*** INFORMATION Section Begins ***

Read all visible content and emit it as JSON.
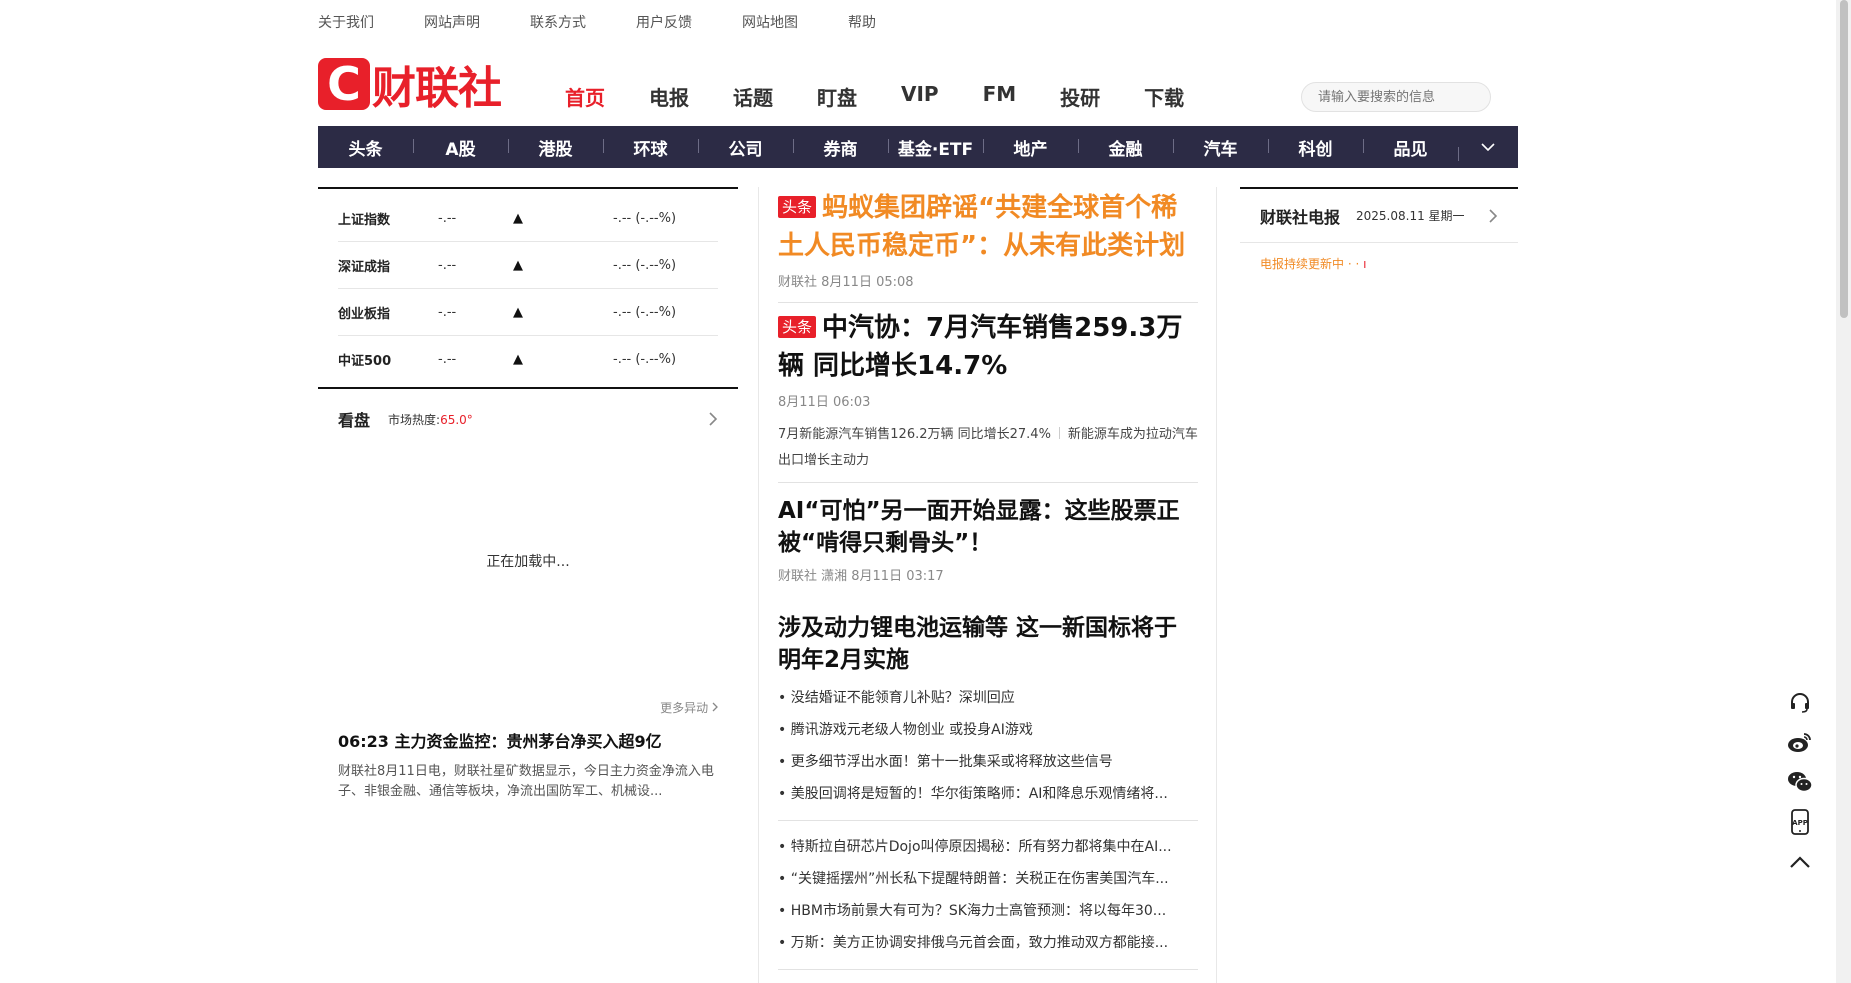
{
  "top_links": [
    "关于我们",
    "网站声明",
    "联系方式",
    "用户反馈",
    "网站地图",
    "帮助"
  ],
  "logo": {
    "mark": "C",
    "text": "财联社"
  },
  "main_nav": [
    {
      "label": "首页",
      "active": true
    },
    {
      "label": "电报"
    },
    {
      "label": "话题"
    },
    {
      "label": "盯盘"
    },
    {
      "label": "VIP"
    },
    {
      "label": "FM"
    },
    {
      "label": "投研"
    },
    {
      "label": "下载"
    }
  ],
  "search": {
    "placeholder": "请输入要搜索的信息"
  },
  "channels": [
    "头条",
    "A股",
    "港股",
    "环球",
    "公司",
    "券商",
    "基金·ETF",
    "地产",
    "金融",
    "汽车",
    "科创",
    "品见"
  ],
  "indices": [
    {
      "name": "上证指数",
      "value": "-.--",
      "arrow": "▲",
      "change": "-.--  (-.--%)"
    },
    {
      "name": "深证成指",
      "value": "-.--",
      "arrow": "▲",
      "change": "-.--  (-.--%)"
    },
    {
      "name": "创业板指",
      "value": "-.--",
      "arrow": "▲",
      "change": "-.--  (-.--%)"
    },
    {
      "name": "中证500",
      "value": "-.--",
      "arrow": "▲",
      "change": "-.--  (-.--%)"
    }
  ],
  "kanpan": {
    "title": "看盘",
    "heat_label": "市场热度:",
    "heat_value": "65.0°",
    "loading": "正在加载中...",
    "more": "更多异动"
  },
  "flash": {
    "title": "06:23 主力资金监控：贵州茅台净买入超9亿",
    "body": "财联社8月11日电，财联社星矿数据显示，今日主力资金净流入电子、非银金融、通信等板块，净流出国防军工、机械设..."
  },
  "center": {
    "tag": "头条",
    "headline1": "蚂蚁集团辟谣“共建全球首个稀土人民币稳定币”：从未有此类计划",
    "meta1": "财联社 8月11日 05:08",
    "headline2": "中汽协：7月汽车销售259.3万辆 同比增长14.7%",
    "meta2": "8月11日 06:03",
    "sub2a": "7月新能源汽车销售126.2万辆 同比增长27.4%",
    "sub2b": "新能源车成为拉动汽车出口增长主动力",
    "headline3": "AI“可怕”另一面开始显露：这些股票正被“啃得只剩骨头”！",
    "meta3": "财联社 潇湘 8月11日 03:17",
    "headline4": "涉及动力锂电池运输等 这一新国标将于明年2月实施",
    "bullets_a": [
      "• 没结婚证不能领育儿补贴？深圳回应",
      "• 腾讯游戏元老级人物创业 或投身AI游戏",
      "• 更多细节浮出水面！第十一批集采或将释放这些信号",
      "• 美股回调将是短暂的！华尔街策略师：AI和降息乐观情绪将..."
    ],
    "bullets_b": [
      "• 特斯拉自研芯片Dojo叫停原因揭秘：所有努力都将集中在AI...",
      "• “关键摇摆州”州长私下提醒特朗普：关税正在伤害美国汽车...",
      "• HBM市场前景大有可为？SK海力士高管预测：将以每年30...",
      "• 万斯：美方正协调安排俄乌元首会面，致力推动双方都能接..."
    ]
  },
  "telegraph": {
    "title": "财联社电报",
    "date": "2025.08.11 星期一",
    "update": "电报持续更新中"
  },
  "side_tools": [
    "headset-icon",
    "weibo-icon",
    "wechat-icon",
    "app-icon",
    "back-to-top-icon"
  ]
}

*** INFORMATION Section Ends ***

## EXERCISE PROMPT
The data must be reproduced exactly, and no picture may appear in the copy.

## ANSWER SPACE
Read all visible content and emit it as JSON.
{
  "top_links": [
    "关于我们",
    "网站声明",
    "联系方式",
    "用户反馈",
    "网站地图",
    "帮助"
  ],
  "logo": {
    "mark": "C",
    "text": "财联社"
  },
  "main_nav": [
    {
      "label": "首页",
      "active": true
    },
    {
      "label": "电报"
    },
    {
      "label": "话题"
    },
    {
      "label": "盯盘"
    },
    {
      "label": "VIP"
    },
    {
      "label": "FM"
    },
    {
      "label": "投研"
    },
    {
      "label": "下载"
    }
  ],
  "search": {
    "placeholder": "请输入要搜索的信息"
  },
  "channels": [
    "头条",
    "A股",
    "港股",
    "环球",
    "公司",
    "券商",
    "基金·ETF",
    "地产",
    "金融",
    "汽车",
    "科创",
    "品见"
  ],
  "indices": [
    {
      "name": "上证指数",
      "value": "-.--",
      "arrow": "▲",
      "change": "-.--  (-.--%)"
    },
    {
      "name": "深证成指",
      "value": "-.--",
      "arrow": "▲",
      "change": "-.--  (-.--%)"
    },
    {
      "name": "创业板指",
      "value": "-.--",
      "arrow": "▲",
      "change": "-.--  (-.--%)"
    },
    {
      "name": "中证500",
      "value": "-.--",
      "arrow": "▲",
      "change": "-.--  (-.--%)"
    }
  ],
  "kanpan": {
    "title": "看盘",
    "heat_label": "市场热度:",
    "heat_value": "65.0°",
    "loading": "正在加载中...",
    "more": "更多异动"
  },
  "flash": {
    "title": "06:23 主力资金监控：贵州茅台净买入超9亿",
    "body": "财联社8月11日电，财联社星矿数据显示，今日主力资金净流入电子、非银金融、通信等板块，净流出国防军工、机械设..."
  },
  "center": {
    "tag": "头条",
    "headline1": "蚂蚁集团辟谣“共建全球首个稀土人民币稳定币”：从未有此类计划",
    "meta1": "财联社 8月11日 05:08",
    "headline2": "中汽协：7月汽车销售259.3万辆 同比增长14.7%",
    "meta2": "8月11日 06:03",
    "sub2a": "7月新能源汽车销售126.2万辆 同比增长27.4%",
    "sub2b": "新能源车成为拉动汽车出口增长主动力",
    "headline3": "AI“可怕”另一面开始显露：这些股票正被“啃得只剩骨头”！",
    "meta3": "财联社 潇湘 8月11日 03:17",
    "headline4": "涉及动力锂电池运输等 这一新国标将于明年2月实施",
    "bullets_a": [
      "• 没结婚证不能领育儿补贴？深圳回应",
      "• 腾讯游戏元老级人物创业 或投身AI游戏",
      "• 更多细节浮出水面！第十一批集采或将释放这些信号",
      "• 美股回调将是短暂的！华尔街策略师：AI和降息乐观情绪将..."
    ],
    "bullets_b": [
      "• 特斯拉自研芯片Dojo叫停原因揭秘：所有努力都将集中在AI...",
      "• “关键摇摆州”州长私下提醒特朗普：关税正在伤害美国汽车...",
      "• HBM市场前景大有可为？SK海力士高管预测：将以每年30...",
      "• 万斯：美方正协调安排俄乌元首会面，致力推动双方都能接..."
    ]
  },
  "telegraph": {
    "title": "财联社电报",
    "date": "2025.08.11 星期一",
    "update": "电报持续更新中"
  },
  "side_tools": [
    "headset-icon",
    "weibo-icon",
    "wechat-icon",
    "app-icon",
    "back-to-top-icon"
  ]
}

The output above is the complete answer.